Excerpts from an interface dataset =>

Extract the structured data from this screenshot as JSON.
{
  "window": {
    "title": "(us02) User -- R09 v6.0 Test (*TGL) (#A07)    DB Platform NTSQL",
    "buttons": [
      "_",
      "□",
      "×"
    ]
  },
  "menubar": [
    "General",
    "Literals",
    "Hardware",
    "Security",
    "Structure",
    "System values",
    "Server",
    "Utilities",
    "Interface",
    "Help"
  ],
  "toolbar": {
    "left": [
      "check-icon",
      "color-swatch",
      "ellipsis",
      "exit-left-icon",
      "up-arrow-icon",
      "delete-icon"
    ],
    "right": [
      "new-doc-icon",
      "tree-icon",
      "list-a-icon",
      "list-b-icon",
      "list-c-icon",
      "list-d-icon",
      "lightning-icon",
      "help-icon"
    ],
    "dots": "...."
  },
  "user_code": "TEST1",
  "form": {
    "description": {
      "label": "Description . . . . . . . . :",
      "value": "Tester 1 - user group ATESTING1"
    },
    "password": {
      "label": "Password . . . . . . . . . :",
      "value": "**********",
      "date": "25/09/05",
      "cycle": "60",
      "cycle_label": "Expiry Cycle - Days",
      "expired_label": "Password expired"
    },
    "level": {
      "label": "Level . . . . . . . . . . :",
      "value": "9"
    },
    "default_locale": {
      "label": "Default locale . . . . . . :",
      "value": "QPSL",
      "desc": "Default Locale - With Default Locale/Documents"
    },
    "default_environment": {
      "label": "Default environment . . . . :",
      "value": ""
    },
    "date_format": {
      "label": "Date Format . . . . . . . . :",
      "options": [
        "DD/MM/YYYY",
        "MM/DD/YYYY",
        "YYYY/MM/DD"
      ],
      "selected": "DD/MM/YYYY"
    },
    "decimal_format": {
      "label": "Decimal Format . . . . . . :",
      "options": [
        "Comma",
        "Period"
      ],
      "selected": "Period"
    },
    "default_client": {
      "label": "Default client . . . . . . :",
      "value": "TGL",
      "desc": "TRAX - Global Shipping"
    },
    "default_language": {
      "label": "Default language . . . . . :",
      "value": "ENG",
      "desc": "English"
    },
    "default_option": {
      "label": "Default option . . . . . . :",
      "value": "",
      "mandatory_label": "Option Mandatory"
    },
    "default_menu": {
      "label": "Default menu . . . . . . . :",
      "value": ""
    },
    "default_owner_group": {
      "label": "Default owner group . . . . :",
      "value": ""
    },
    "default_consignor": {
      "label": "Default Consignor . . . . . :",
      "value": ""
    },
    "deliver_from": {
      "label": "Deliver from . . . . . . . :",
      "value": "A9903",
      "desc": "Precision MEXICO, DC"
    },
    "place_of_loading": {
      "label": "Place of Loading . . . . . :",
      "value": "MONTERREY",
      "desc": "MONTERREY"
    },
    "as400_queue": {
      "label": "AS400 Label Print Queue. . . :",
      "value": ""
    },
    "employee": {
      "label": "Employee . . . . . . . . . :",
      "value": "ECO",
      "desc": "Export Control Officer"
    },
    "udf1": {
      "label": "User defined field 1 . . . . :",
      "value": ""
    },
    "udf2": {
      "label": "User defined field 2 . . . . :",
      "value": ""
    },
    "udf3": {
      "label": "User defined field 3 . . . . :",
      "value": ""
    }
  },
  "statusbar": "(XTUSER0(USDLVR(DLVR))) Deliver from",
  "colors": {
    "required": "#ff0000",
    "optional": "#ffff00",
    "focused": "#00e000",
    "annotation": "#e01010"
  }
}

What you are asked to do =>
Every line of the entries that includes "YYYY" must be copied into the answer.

Written solution =>
        "DD/MM/YYYY",
        "MM/DD/YYYY",
        "YYYY/MM/DD"
      "selected": "DD/MM/YYYY"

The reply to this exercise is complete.